The Great Depression of the 1930s was felt over most of the world. Both Canada and the United States lacked adequate social welfare programs to deal with such a severe crisis. In comparison, much of Europe faced an even larger crisis as the effects of the Depression were worsened because of the huge losses of young people in the First World War. This sharp decrease in the youth population caused the proportion of older people in European society to increase greatly. The attempts of foreign governments to deal with these problems were followed with interest in Canada throughout the 1930s and 1940s.
Until the 1930s, the economic policies of most Western European democracies placed great emphasis on financial austerity and keeping the nation's budget balanced. By the mid-1930s, however, it had become clear that such practices were not effective in the face of the Depression, and a number of governments adopted a new set of ideas, most famously stated by the British economist John Maynard Keynes in his 1936 book, The General Theory of Employment, Interest and Money. Keynes argued that the only solution to such a large crisis lay in a new role for government. Governments had to become actively involved in directing the economies of their countries, and to do this they would have to borrow money as required to stimulate their economies through grants, loans, and social programs.
One of the first countries to attempt a large-scale initiative of this kind was the United States. In 1935, a Social Security Act was passed as part of President Franklin D. Roosevelt's New Deal. The Act introduced two provisions for old age: a non-contributory pension similar to Canada's Old Age Pension and an old age "insurance" plan that was contributory. The idea of this program became very popular in Canada. Prime Minister R.B. Bennett tried to set up a similar social security plan for Canada in 1935 within his Canadian New Deal, but national contributory pensions were deemed unconstitutional by the Supreme Court and the program failed.

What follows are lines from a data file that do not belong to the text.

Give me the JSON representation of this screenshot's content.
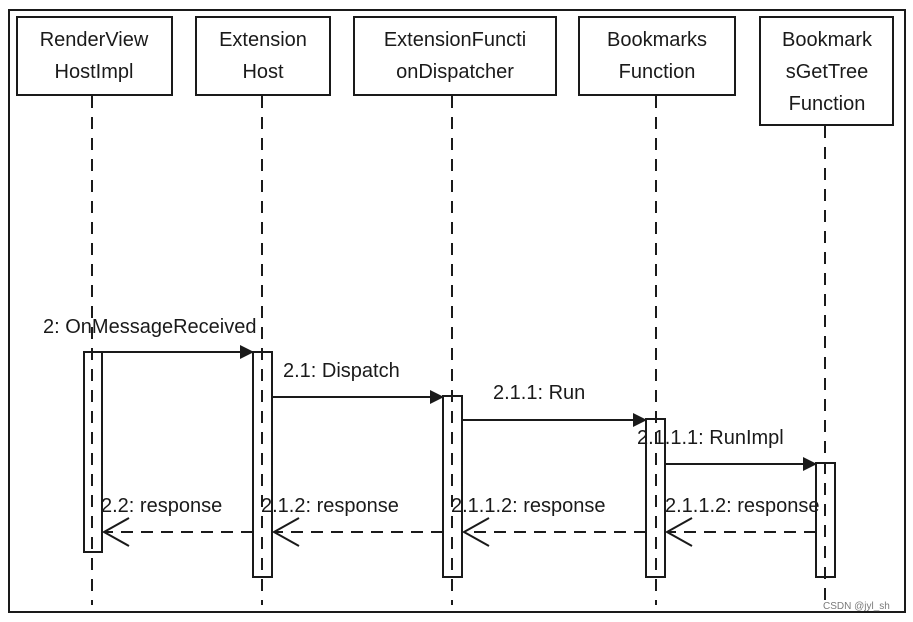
{
  "diagram": {
    "type": "uml-sequence-diagram",
    "colors": {
      "stroke": "#1a1a1a",
      "background": "#ffffff",
      "watermark": "#7a7a7a"
    },
    "lifelines": [
      {
        "id": "rvhi",
        "lines": [
          "RenderView",
          "HostImpl"
        ]
      },
      {
        "id": "eh",
        "lines": [
          "Extension",
          "Host"
        ]
      },
      {
        "id": "efd",
        "lines": [
          "ExtensionFuncti",
          "onDispatcher"
        ]
      },
      {
        "id": "bf",
        "lines": [
          "Bookmarks",
          "Function"
        ]
      },
      {
        "id": "bgtf",
        "lines": [
          "Bookmark",
          "sGetTree",
          "Function"
        ]
      }
    ],
    "messages": [
      {
        "label": "2: OnMessageReceived",
        "from": "rvhi",
        "to": "eh",
        "kind": "sync"
      },
      {
        "label": "2.1: Dispatch",
        "from": "eh",
        "to": "efd",
        "kind": "sync"
      },
      {
        "label": "2.1.1: Run",
        "from": "efd",
        "to": "bf",
        "kind": "sync"
      },
      {
        "label": "2.1.1.1: RunImpl",
        "from": "bf",
        "to": "bgtf",
        "kind": "sync"
      },
      {
        "label": "2.1.1.2: response",
        "from": "bgtf",
        "to": "bf",
        "kind": "return"
      },
      {
        "label": "2.1.1.2: response",
        "from": "bf",
        "to": "efd",
        "kind": "return"
      },
      {
        "label": "2.1.2: response",
        "from": "efd",
        "to": "eh",
        "kind": "return"
      },
      {
        "label": "2.2: response",
        "from": "eh",
        "to": "rvhi",
        "kind": "return"
      }
    ],
    "watermark": "CSDN @jyl_sh"
  }
}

The Second World War sparked economic recovery in much of the West, but it also brought widespread social upheaval to Europe, much as the First World War did a generation earlier. As a result, early in the war many people began to call for fundamental social reform that had not occurred following the Great War. In response, governments began to develop plans to avoid a similar economic decline. The Depression had removed the stigma attached to unemployment and poverty, and many governments worked towards creating social security networks that, in peacetime, would not only protect their citizens from destitution but would guarantee them a basic level of economic security as a right of citizenship.
A proposal that proved most influential in Canada was a report released in Britain in 1942 called Social Insurance and Allied Services, also known as theBeveridge Report. Its author, Sir William Beveridge, called for a comprehensive system of social security that would ultimately end all poverty. The system would include national medical care, pensions and employment programs. Many of these proposals were adopted by the British Labour government after 1945. These innovations, combined with the model of the new American social security system, presented possibilities which the Canadian government sought to emulate.
In addition to ideas offered by foreign governments, the link between social security and social stability, which was at the heart of the American and British programs, came to be recognized in international institutions. Greater regulation of the global economy was established when the International Monetary Fund and World Bank were created in 1944, and greater social security measures were advocated by the International Labour Organization. In 1948, with the support of the newly formed United Nations, the International Labour Organization passed a convention asserting people's right to organize and form unions, which would enable them to lobby for greater social benefits.